● **REQUIREMENT**
All of the data is to be copied word for word.

● **DATA PROVIDED**
<<<<
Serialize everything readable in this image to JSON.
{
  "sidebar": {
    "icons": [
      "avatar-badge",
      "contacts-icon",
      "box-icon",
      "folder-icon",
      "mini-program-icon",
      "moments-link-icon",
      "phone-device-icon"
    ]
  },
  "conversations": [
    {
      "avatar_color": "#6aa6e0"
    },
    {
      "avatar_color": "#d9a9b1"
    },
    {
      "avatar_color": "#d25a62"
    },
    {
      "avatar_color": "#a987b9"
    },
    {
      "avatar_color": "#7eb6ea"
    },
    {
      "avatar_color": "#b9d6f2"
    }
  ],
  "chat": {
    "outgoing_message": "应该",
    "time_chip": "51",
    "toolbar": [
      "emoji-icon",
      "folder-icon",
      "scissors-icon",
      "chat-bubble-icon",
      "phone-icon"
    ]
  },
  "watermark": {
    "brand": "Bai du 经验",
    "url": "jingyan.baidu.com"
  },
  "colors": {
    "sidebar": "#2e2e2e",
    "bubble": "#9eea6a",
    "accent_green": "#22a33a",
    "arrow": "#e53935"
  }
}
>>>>
● **RESPONSE BOX**
Serialize everything readable in this image to JSON.
{
  "sidebar": {
    "icons": [
      "avatar-badge",
      "contacts-icon",
      "box-icon",
      "folder-icon",
      "mini-program-icon",
      "moments-link-icon",
      "phone-device-icon"
    ]
  },
  "conversations": [
    {
      "avatar_color": "#6aa6e0"
    },
    {
      "avatar_color": "#d9a9b1"
    },
    {
      "avatar_color": "#d25a62"
    },
    {
      "avatar_color": "#a987b9"
    },
    {
      "avatar_color": "#7eb6ea"
    },
    {
      "avatar_color": "#b9d6f2"
    }
  ],
  "chat": {
    "outgoing_message": "应该",
    "time_chip": "51",
    "toolbar": [
      "emoji-icon",
      "folder-icon",
      "scissors-icon",
      "chat-bubble-icon",
      "phone-icon"
    ]
  },
  "watermark": {
    "brand": "Bai du 经验",
    "url": "jingyan.baidu.com"
  },
  "colors": {
    "sidebar": "#2e2e2e",
    "bubble": "#9eea6a",
    "accent_green": "#22a33a",
    "arrow": "#e53935"
  }
}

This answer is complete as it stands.